[Data excerpts]
____________

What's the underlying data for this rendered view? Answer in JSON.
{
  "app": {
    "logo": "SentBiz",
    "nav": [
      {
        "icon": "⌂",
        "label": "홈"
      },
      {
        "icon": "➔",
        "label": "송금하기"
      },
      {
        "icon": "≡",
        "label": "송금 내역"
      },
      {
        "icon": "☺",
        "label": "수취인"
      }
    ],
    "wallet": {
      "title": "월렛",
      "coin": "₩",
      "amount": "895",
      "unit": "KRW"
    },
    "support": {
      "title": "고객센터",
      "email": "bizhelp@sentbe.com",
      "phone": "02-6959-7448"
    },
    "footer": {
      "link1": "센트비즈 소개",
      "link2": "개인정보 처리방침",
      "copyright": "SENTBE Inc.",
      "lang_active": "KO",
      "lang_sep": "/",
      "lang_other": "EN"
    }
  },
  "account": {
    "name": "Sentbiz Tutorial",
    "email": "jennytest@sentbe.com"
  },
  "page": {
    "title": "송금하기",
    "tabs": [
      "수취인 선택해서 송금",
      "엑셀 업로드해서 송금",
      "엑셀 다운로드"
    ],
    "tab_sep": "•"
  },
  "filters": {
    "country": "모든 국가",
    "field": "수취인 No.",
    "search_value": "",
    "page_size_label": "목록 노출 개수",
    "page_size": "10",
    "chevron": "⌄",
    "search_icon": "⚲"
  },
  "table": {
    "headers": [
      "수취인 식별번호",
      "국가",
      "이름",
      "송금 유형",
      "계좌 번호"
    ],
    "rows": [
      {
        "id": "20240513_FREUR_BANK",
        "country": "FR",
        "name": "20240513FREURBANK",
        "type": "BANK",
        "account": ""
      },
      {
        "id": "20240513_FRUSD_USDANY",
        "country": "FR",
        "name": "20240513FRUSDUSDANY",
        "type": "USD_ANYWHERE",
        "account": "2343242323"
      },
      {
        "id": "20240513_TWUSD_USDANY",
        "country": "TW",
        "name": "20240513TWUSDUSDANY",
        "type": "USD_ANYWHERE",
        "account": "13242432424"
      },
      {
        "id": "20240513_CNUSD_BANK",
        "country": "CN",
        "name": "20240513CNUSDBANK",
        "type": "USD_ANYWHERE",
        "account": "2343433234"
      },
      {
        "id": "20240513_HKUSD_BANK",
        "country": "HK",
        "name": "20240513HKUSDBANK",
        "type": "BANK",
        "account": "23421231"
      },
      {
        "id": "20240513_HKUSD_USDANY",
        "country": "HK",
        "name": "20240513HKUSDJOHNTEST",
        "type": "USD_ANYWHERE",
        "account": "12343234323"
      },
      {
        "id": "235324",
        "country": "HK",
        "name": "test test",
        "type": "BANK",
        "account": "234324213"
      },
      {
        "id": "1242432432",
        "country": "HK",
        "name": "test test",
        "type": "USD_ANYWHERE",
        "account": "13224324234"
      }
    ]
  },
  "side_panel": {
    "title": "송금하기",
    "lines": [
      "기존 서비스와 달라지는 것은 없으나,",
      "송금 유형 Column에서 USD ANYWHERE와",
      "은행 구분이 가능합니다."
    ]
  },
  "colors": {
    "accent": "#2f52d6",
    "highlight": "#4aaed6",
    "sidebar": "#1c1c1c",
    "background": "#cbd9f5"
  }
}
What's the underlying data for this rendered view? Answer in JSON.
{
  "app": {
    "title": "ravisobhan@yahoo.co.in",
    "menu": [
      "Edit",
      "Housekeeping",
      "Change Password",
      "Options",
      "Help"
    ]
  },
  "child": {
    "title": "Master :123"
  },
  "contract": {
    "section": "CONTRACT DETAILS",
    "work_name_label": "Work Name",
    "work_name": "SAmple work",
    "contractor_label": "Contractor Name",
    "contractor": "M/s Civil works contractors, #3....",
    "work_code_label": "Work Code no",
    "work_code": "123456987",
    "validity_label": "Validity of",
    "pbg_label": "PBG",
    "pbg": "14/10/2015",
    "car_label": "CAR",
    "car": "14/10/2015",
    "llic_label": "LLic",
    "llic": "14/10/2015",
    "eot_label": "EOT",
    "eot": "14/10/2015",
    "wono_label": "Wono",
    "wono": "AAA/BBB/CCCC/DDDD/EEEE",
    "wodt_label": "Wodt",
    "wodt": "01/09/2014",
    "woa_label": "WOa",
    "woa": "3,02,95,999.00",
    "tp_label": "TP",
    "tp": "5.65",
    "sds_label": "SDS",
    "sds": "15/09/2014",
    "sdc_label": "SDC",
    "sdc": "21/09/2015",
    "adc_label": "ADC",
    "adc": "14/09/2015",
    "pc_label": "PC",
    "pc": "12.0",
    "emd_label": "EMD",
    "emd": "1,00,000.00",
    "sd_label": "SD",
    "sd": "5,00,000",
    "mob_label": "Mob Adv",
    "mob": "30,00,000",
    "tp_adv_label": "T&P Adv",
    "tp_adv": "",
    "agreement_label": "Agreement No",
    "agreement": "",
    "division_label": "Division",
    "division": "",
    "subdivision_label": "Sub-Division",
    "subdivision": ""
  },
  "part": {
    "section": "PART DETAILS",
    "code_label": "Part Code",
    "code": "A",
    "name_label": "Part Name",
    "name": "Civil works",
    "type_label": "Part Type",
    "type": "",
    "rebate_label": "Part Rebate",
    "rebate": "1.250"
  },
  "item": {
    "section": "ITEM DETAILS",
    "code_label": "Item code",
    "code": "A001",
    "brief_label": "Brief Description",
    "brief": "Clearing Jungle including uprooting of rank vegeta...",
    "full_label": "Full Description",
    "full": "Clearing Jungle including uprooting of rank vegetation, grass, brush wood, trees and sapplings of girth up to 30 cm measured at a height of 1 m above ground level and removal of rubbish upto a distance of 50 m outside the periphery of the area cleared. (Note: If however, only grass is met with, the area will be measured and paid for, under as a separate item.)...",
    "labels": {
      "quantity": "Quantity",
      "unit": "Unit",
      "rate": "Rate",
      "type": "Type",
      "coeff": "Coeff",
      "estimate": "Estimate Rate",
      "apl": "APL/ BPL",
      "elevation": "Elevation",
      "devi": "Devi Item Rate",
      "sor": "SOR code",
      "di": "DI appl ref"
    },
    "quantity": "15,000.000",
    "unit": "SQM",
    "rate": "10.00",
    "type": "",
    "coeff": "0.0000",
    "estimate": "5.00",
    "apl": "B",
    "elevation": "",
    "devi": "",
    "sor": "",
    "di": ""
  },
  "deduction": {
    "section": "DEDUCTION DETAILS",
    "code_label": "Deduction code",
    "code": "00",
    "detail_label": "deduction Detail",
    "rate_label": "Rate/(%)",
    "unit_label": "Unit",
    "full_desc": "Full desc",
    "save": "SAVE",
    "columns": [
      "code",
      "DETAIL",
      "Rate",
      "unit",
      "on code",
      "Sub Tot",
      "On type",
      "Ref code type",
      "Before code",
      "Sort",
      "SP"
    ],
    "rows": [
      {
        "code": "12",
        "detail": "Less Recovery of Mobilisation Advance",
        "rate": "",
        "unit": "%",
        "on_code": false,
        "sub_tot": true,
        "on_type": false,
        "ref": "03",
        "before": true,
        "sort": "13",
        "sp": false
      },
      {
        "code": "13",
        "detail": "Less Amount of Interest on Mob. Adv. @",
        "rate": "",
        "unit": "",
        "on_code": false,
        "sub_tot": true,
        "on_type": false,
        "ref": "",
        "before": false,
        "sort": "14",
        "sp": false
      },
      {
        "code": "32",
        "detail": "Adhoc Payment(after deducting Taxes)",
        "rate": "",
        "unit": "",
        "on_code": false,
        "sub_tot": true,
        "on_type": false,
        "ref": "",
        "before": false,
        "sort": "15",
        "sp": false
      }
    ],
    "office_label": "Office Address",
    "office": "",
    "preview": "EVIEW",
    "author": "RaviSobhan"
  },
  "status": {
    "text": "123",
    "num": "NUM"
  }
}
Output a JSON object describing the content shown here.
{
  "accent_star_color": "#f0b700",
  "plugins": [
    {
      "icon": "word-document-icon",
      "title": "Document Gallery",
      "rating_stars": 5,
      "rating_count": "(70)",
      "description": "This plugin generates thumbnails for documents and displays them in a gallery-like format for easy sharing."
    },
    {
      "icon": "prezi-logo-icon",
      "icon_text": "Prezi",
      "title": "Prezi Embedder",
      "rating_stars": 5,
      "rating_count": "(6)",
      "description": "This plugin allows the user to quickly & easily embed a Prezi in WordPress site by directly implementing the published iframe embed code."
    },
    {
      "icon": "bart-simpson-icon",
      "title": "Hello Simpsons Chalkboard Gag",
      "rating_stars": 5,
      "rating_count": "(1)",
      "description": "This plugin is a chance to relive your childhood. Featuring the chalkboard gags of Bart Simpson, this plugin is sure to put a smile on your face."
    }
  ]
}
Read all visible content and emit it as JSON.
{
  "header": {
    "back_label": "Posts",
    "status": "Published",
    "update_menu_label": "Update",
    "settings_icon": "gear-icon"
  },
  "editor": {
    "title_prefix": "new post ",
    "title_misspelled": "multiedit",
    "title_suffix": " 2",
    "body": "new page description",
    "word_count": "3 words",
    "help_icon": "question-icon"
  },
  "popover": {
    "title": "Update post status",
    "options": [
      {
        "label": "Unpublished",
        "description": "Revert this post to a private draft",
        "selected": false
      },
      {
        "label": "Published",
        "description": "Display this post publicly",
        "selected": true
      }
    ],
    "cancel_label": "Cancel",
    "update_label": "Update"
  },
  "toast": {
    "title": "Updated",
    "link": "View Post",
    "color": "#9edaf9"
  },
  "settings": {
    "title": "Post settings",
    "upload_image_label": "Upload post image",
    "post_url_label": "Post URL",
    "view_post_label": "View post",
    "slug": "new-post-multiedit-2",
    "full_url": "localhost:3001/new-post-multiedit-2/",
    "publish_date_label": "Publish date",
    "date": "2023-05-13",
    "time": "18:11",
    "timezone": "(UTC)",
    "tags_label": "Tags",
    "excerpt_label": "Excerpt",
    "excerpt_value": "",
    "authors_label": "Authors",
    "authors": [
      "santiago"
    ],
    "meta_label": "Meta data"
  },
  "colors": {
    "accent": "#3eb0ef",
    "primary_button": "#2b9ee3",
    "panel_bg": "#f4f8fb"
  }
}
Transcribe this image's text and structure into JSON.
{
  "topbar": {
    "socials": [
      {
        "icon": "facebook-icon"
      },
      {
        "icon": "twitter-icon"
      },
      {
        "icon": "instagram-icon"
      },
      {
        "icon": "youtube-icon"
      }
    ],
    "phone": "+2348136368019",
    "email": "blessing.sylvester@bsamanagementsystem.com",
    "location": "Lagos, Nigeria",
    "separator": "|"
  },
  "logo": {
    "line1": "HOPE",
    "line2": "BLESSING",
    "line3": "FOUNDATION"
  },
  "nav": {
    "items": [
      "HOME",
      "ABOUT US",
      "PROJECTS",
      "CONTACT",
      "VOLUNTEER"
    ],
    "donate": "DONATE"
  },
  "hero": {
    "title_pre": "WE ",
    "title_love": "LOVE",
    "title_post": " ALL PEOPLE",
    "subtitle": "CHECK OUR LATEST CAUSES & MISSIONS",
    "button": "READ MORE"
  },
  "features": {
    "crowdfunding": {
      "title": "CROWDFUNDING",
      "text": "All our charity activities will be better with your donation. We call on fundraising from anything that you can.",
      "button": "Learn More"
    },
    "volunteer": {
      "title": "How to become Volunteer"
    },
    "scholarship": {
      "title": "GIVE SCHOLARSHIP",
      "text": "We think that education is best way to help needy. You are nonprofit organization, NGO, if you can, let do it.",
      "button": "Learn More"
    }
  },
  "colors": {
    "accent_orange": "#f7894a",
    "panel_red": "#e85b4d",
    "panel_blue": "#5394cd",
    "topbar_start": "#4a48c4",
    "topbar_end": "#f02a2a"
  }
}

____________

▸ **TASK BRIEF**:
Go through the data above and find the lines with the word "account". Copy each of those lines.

▸ **SOLUTION FOR THIS EXERCISE**:
  "account": {
        "account": ""
        "account": "2343242323"
        "account": "13242432424"
        "account": "2343433234"
        "account": "23421231"
        "account": "12343234323"
        "account": "234324213"
        "account": "13224324234"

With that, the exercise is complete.